“A chatbot designed to handle first-level queries won’t necessarily have the capacity to tackle more complex things that require human warmth and empathy—like a delegate who wants to speak to the organiser about a rude staff member. For issues like that, it’s still necessary to have a second-level support team ready to deliver solutions on and offsite.”
Payal Chakraborty, co-founder of Bangalore-based chatbot developer Kontiki Labs, says a further challenge, especially in Asia, is language.
“Language, dialect and accents remain an issue for voice-activated chatbots,” she says. “The likes of Facebook and Amazon are currently pouring billions of dollars into R&D to try and overcome the language barrier.”
For the time being, message-based chatbots can fill the gap. Not only can they overcome (spoken) language barriers, but they’re also decidedly cheaper.
Chakraborty and her team recently developed Spikey, a chatbot housed on the Facebook Messenger mobile app, for this year’s Spikes Festival of Creativity in Singapore.
The advantage of mobile apps, says Chakraborty, is most users are already familiar with the chat interface.
“To create Spikey, we embedded our own AI-driven content management system into Facebook Messenger—an app most people already have downloaded on their phone and are comfortable with—so the user experience was simple.
“We then trained Spikey to respond to event-specific questions, but in a very conversational way. We also trained against abusive content. A bot needs to have self-respect.”
Like Facebook Messenger, live messaging apps like Whatsapp, WeChat and Skype can be used to develop chatbots on a budget—and for attendees, avoid the hassle of downloading a separate ‘event app’ onto their device.
Chakraborty adds: “Tapping into Facebook also offers great insight into user behaviour, which helps us better understand our customers.”

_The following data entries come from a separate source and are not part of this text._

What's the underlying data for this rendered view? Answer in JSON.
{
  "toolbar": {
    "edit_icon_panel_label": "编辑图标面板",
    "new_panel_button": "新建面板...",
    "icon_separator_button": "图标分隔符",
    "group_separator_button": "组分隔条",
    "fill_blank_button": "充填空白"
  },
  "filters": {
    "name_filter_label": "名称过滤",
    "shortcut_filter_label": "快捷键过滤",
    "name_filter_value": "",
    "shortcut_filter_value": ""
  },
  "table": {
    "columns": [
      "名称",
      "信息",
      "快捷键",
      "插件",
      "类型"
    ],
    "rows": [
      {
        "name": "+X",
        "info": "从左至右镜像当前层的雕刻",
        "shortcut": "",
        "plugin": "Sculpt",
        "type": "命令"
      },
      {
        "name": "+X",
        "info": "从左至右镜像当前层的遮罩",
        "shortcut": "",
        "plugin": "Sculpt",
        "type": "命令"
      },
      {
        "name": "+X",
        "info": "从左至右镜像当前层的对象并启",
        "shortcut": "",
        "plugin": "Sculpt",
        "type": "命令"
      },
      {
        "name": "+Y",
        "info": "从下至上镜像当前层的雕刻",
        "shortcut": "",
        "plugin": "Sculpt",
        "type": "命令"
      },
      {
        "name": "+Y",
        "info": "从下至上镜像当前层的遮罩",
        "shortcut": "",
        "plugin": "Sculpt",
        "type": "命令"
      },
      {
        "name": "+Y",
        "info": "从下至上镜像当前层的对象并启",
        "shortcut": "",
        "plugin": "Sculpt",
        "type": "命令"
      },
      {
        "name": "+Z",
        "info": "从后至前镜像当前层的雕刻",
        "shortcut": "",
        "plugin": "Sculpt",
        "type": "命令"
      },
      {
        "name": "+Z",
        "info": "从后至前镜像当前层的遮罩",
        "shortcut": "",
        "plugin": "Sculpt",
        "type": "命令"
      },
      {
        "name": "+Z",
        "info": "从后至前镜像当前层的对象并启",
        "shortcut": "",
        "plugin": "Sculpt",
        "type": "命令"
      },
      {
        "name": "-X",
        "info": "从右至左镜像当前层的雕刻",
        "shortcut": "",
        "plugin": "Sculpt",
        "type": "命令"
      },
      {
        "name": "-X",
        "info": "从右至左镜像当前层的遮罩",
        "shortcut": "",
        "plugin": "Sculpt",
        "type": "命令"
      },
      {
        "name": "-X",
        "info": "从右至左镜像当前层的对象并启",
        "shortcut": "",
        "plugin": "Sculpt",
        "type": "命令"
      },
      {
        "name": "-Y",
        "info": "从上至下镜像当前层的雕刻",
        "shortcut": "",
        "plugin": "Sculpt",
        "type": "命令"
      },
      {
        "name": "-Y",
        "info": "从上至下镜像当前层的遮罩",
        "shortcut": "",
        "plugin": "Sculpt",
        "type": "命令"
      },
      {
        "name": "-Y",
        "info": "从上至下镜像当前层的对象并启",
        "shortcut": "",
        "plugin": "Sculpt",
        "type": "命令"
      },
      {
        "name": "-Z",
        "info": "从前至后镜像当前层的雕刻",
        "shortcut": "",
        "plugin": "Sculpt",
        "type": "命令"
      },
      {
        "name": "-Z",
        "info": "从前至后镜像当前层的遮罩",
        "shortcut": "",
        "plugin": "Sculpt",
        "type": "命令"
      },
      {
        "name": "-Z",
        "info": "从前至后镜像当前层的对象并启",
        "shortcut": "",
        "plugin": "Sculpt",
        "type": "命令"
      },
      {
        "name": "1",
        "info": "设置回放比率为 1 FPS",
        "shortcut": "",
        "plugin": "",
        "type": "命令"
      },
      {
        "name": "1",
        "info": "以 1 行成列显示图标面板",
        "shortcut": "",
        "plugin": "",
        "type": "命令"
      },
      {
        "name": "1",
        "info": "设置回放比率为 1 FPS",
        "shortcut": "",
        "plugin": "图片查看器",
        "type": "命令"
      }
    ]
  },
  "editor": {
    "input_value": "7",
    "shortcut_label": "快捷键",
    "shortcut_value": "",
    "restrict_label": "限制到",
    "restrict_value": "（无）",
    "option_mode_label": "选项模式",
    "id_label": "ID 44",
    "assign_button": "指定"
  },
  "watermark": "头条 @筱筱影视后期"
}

Looking ahead, FreemanXP’s Haas says chatbots have huge potential to further impact the events industry.
“Both voice and text-powered bots will offer event attendees greater convenience (ask a question, get an answer), reduce waiting time (service and registration lines) and introduce new types of interactions that don’t exist onsite today. It’s a big step forward.”
Kosasih goes one step further to suggest chatbots could also assist with sourcing content for a conference programme.
“This hasn’t been attempted yet, but that doesn’t mean it’s impossible. One potential use could be the chatbot delivery of a pre-event survey to collect insights from a handful of audience members. This data could then be used for content planning,” she says.
“Also, if the trend of fielding chatbots at the first level of delegate support continues, it could result in a ‘leaner’ delegate support team overall.”